Kimio Maki, senior general manager of Sony’s Digital Imaging Business Group, at Photokina
In an exclusive UK interview, Kimio Maki, senior general manager of Sony’s Digital Imaging Business Group, was asked about Sony’s plans over the next two years as the digital imaging market continues to contract.
In reply, Maki said that while the entry-level market is shrinking, areas such as professional and high-end hobbyist photography are growing.
‘Therefore, it is necessary to create value-added products,’ Maki told Amateur Photographer news editor Chris Cheesman at the Photokina show in Cologne, Germany.
‘We are going to focus on high-end camera systems rather than entry models.’
Asked about the current financial state of Sony’s imaging division – and whether it’s a good business to be in at the moment – Maki replied: ‘It’s getting better. Although the market is declining gradually, our business itself is expanding.’

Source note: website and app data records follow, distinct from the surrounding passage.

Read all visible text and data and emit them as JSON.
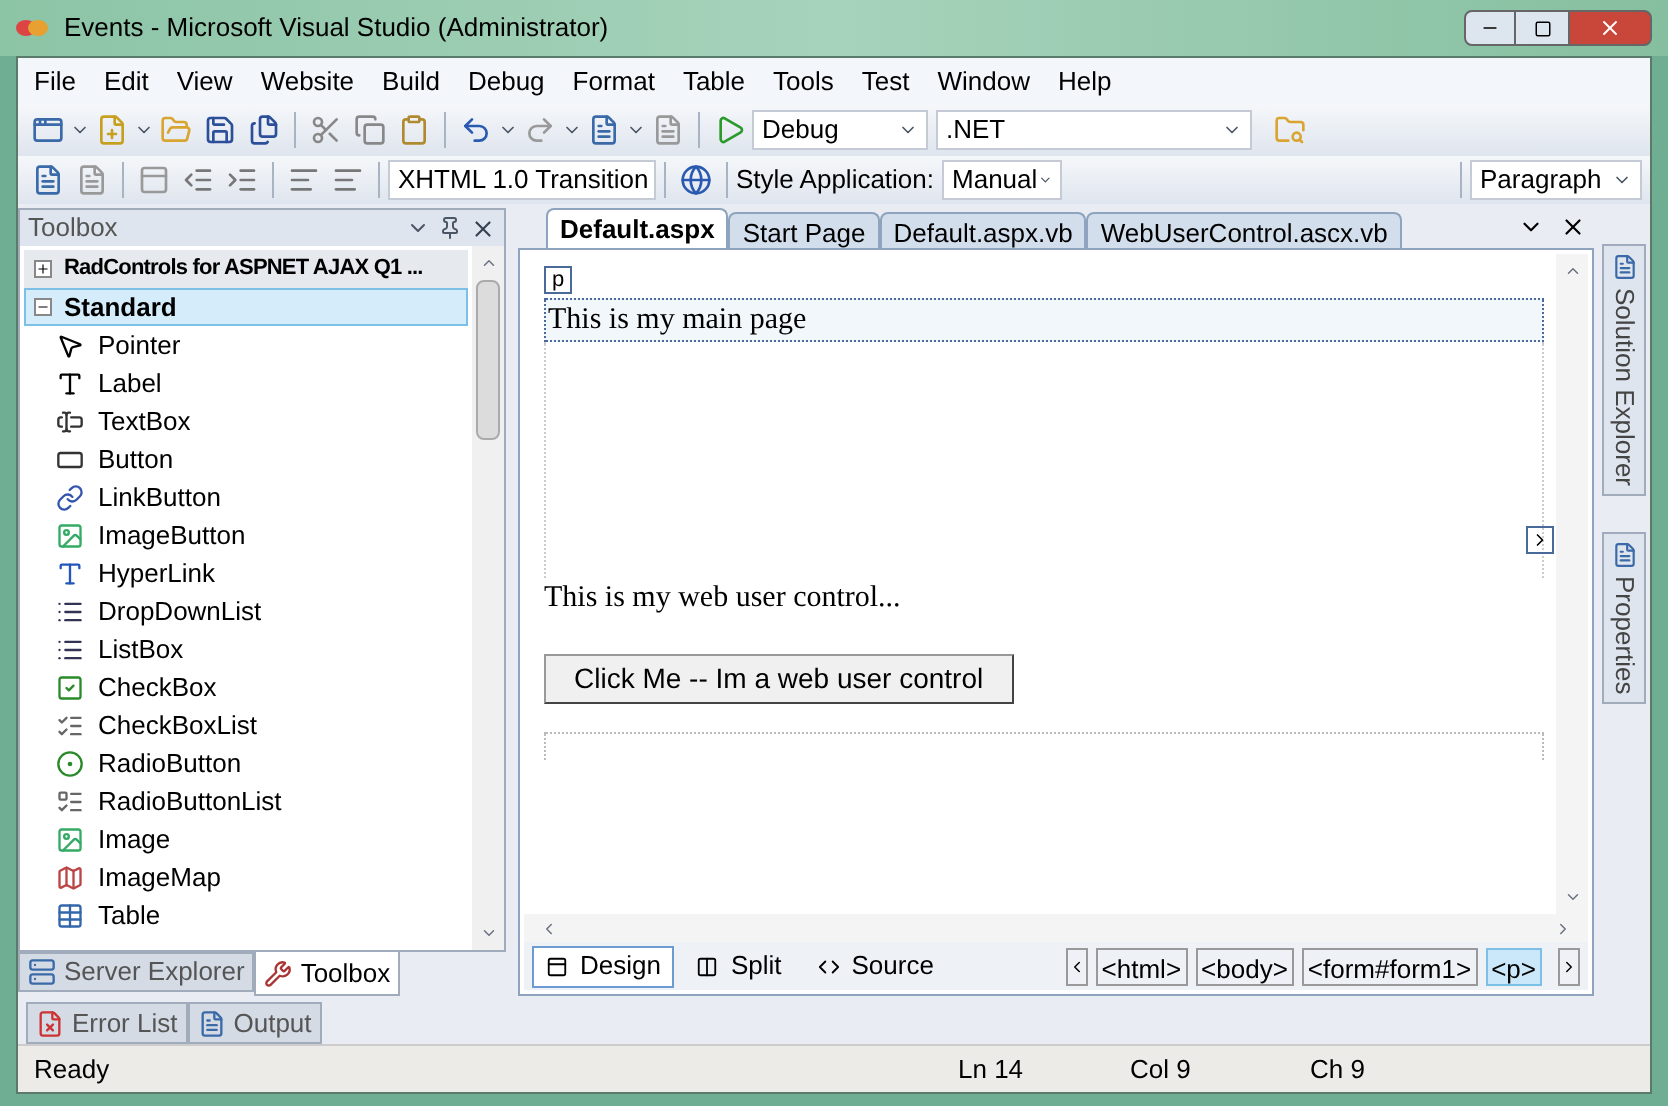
{
  "window": {
    "title": "Events - Microsoft Visual Studio (Administrator)"
  },
  "menu": [
    "File",
    "Edit",
    "View",
    "Website",
    "Build",
    "Debug",
    "Format",
    "Table",
    "Tools",
    "Test",
    "Window",
    "Help"
  ],
  "toolbar_1": {
    "configuration": "Debug",
    "platform": ".NET"
  },
  "toolbar_2": {
    "schema": "XHTML 1.0 Transition",
    "style_application_label": "Style Application:",
    "style_application": "Manual",
    "block_format": "Paragraph"
  },
  "toolbox": {
    "title": "Toolbox",
    "groups": [
      {
        "label": "RadControls for ASPNET AJAX Q1 ...",
        "expanded": false,
        "selected": false
      },
      {
        "label": "Standard",
        "expanded": true,
        "selected": true,
        "items": [
          "Pointer",
          "Label",
          "TextBox",
          "Button",
          "LinkButton",
          "ImageButton",
          "HyperLink",
          "DropDownList",
          "ListBox",
          "CheckBox",
          "CheckBoxList",
          "RadioButton",
          "RadioButtonList",
          "Image",
          "ImageMap",
          "Table"
        ]
      }
    ]
  },
  "toolbox_tabs": [
    {
      "label": "Server Explorer",
      "selected": false
    },
    {
      "label": "Toolbox",
      "selected": true
    }
  ],
  "document_tabs": [
    {
      "label": "Default.aspx",
      "selected": true
    },
    {
      "label": "Start Page",
      "selected": false
    },
    {
      "label": "Default.aspx.vb",
      "selected": false
    },
    {
      "label": "WebUserControl.ascx.vb",
      "selected": false
    }
  ],
  "design_surface": {
    "tag_label": "p",
    "main_text": "This is my main page",
    "control_text": "This is my web user control...",
    "control_button": "Click Me -- Im a web user control"
  },
  "view_tabs": [
    {
      "label": "Design",
      "selected": true
    },
    {
      "label": "Split",
      "selected": false
    },
    {
      "label": "Source",
      "selected": false
    }
  ],
  "tag_path": [
    {
      "label": "<html>",
      "selected": false
    },
    {
      "label": "<body>",
      "selected": false
    },
    {
      "label": "<form#form1>",
      "selected": false
    },
    {
      "label": "<p>",
      "selected": true
    }
  ],
  "side_tabs": [
    "Solution Explorer",
    "Properties"
  ],
  "bottom_tabs": [
    "Error List",
    "Output"
  ],
  "status_bar": {
    "message": "Ready",
    "line": "Ln 14",
    "column": "Col 9",
    "character": "Ch 9"
  }
}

Does the recently announced iPhone 7 (with a 12-million-pixel camera claimed to rival DSLRs) present any sort of threat to Sony? ‘The customer is different,’ said Maki. ‘The customer who uses a digital SLR or a 7S Mark II may also use an iPhone 7 – [but] as their mobile phone not as their camera system.’
Maki added: ‘Of course, I am using an iPhone, as well as a [Sony] Xperia and a 7S Mark II.’
Maki outlined three key ingredients customers demand from a Sony camera: resolution, sensitivity and speed.
But to combine all three in one model is ‘quite difficult’, so Sony must tailor its cameras to suit different customer needs.
For example, Maki continued, the Alpha 7R II is for photographers seeking high resolution, while the Alpha 7S II is aimed at those customers for whom sensitivity is a priority.
This week’s Photokina saw Sony commit itself to the A-mount system with the unveiling of the Alpha 99 II.
Maki confirmed that Sony will continue to create new camera systems for A-mount, telling AP he is confident there is sufficient demand.
He said most A-mount users hail from Japan and Europe, although he did not know how many exist worldwide.